The interim report of the Royal Commission into the Australian banking sector was released last week and is evidence of long-term corporate bullying. What it also tells us is that we do have a system whereby even the most powerful companies can be brought to account for unfair practices.
While Llew O’Brien’s call for a Royal Commission into Supermarkets was made based on evidence of the underhanded tactics that Coles and Woolworths have used against the proposed 10 cent/litre Drought Levy, rumours of bullying have been around for a number of years. It doesn’t take a genius to guess that threats to reduce shelf space of branded product if private label contracts are not met, is being applied across the board.
In Australia, we have only a handful of dairy processors, all of whom rely on contracts with the big supermarket chains to remain profitable.
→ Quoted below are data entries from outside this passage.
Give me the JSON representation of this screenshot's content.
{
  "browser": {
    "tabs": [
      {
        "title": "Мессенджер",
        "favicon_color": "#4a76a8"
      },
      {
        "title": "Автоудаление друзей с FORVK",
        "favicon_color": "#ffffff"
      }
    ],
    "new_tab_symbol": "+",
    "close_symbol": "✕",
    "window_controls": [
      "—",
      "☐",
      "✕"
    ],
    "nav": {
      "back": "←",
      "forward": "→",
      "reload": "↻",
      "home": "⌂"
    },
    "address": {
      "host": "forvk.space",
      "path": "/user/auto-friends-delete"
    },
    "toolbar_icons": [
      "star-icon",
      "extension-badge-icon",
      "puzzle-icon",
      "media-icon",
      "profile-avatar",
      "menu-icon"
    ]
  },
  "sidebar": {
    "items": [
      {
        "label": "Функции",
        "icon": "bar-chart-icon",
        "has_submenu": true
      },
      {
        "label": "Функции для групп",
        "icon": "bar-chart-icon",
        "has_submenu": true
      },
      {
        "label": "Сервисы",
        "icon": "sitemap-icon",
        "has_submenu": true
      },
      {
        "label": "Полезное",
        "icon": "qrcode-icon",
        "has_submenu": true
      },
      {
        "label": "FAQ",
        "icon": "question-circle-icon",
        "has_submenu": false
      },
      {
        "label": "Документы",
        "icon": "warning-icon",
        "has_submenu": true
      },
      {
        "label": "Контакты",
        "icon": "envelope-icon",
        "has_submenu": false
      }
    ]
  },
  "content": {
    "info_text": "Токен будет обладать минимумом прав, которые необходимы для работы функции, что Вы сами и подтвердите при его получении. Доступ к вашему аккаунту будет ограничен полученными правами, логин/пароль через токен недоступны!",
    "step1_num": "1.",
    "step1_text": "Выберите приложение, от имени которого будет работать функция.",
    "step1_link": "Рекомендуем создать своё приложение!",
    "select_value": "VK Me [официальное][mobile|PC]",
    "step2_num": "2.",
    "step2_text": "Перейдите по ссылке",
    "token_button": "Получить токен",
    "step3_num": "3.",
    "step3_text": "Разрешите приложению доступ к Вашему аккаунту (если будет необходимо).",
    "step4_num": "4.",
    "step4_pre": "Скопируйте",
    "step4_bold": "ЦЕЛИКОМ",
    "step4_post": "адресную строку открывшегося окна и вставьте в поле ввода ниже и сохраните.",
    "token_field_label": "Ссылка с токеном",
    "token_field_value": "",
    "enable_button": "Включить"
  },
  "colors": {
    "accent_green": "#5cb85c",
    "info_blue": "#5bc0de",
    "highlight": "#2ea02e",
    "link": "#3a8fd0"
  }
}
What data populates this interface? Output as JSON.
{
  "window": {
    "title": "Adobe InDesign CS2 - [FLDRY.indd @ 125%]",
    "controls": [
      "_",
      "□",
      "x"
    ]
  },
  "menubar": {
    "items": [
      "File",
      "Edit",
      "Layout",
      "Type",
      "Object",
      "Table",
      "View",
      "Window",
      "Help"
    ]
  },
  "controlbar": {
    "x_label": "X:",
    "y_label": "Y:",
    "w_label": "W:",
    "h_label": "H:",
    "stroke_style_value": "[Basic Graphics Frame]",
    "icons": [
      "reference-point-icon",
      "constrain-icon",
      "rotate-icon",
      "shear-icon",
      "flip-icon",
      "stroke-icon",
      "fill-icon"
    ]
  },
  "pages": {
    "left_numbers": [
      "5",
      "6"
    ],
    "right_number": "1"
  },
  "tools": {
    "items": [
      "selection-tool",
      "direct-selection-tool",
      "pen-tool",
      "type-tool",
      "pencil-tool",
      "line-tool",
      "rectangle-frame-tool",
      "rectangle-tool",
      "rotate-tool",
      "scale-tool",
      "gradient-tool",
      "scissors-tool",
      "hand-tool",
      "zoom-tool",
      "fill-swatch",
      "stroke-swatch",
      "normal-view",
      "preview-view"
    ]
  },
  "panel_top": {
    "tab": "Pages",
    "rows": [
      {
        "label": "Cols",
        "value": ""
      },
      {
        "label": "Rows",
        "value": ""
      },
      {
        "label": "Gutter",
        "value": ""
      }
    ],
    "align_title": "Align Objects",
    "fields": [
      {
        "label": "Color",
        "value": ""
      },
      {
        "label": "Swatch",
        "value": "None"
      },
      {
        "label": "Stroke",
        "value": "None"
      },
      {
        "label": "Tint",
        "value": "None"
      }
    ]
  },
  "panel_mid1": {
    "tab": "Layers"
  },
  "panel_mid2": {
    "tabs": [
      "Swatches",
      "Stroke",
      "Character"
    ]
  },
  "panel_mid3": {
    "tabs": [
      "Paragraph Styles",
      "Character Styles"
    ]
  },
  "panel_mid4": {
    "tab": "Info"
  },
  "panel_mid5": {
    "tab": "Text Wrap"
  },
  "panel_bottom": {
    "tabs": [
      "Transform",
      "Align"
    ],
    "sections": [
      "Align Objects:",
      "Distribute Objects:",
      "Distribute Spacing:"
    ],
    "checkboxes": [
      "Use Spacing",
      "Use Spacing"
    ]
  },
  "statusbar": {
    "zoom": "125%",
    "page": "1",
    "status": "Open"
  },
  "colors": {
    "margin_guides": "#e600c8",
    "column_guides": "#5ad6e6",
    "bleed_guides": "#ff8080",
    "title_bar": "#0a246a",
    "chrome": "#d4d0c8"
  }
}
We don’t expect the processors not to make money; they are a business as are the dairy farmers that supply to them. It is a case of ensuring everyone can have a sustainable future.
Though dairy is the only industry which has had a cap placed on its retail price for the last 7 years, it would be a surprise if other suppliers, in particular, those whose products have a finite shelf life, are not forced into unfair contractual agreements.
Now, we can only hope that firstly, the Royal Commission is approved by parliament and secondly, that all suppliers – be it meat, eggs, fruit and vegetables, dairy and even packaged goods come forward. Only with strong evidence across all sectors will the supermarkets be made accountable.
It has been over a week since O’Brien called for the Commission and as yet, nothing has come to fruition. We urge the public to push their local members – federal and state to get it enacted so we can stop the supermarkets dictating the supply chain.
Queensland Dairyfarmers' Organisation
QDO President Brian Tessmann